“Okay, let’s go,” Smith said, and within a minute the room was empty.
I rode up the lift with Smith, a native of Basalt, who was monitoring the radio strapped around his chest the whole way. When I asked him about the history of the Highland Bowl, he surprised me by getting emotional. He tried to open it first in 1984, but three of his patrolmen were killed while purposely triggering an avalanche. It took him four years to get back the strength to attempt the challenge again. On the day the Bowl opened, he laid three wreaths for his friends. “It’s kind of like a dream you don’t know will ever come true,” he said. There have been no deaths since.
When we got to the top, we skate-skied over to the patrol station, a solar-powered cabin hovering on wood stilts. Soon a drill was being organized to train two black Labrador “dog techs” to rescue avalanche victims. With a devious smile, Smith suggested I volunteer to get in “the hole,” to which I first agreed, then changed my mind after seeing the tiny chamber six feet under I was going to be buried in. While Smith laughed, I took up a shovel and helped bury two rookie patrolmen. The dogs had never been tested before on the mountain but within a minute of being set loose, they had located by scent both sites, and stood barking above them.

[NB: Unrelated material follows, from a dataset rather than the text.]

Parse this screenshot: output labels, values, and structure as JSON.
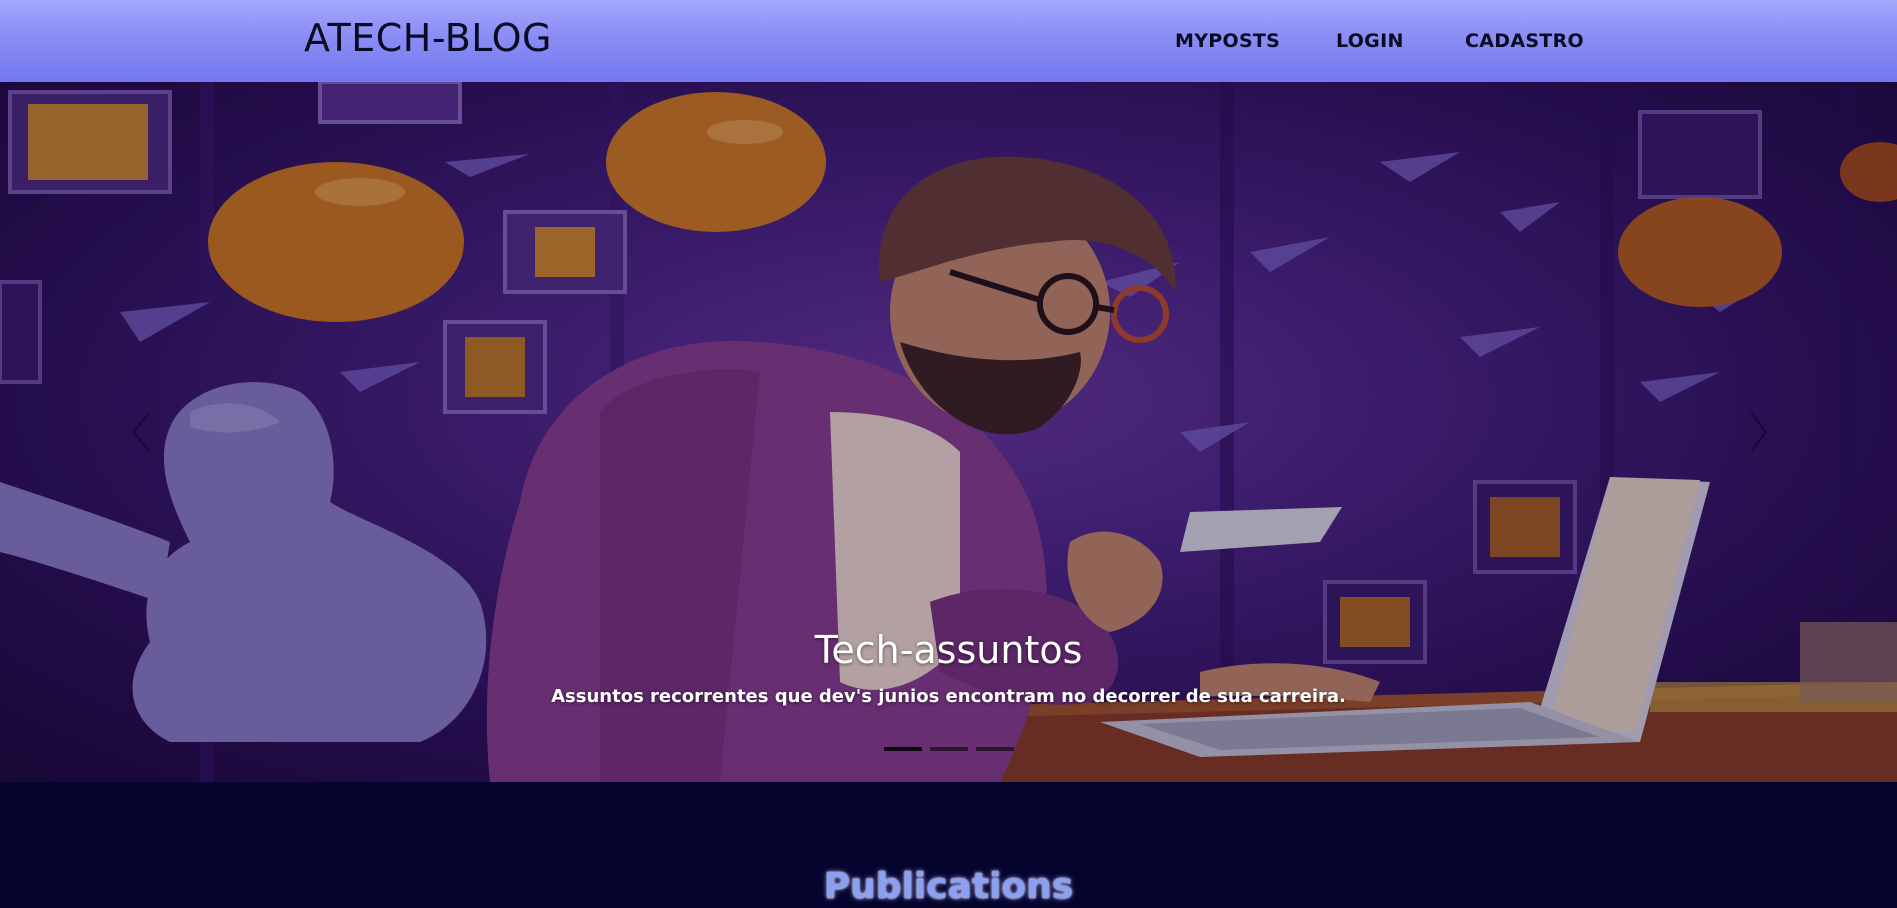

Finally, it was time to do the Bowl. I put on my helmet and goggles, and strapped my skis onto my back. “Good luck,” Smith said, as I headed to the Sno-Cat that would take me up the first third of a mile of the two-mile hike.
The sky was just beginning to cloud over as I got off the cat and began my ascent. Within 20 minutes, there was no trace of life around me. My world had been reduced to wind. I remembered how Smith had told me he’d used more than 10 times the amount of dynamite to control the snow this year than he ever had. I’d also been told how Aspen resident Neal Biedelman, a world-renowned mountaineer who survived Everest with Jon Krakauer, had nearly been buried alive earlier in the season while skiing out of bounds. (For the record, Aspen would finish the season with 510 inches of snow; the average per year is 300. For the first time in history, it opened for an encore day of skiing in June.) That’s it, I thought as I stepped blindly into thin air, this is my Everest.
Then I heard a noise. Someone was coming up behind me. I looked over my shoulder to see Semple. “Right on,” he said, giving me a thumbs-up and hoofing by. Even as he disappeared into the cloud ahead, I knew then that I’d be okay. When I reached the summit, the sky began to clear and I stood gasping at the 360-degree view. At last one thing was wonderfully clear: as disparate as the interests and impressions that define Aspen are, the staggering physical beauty of the place was the reason they existed at all. Minutes later, I was knee-deep in champagne powder and falling once again for the town I knew and loved.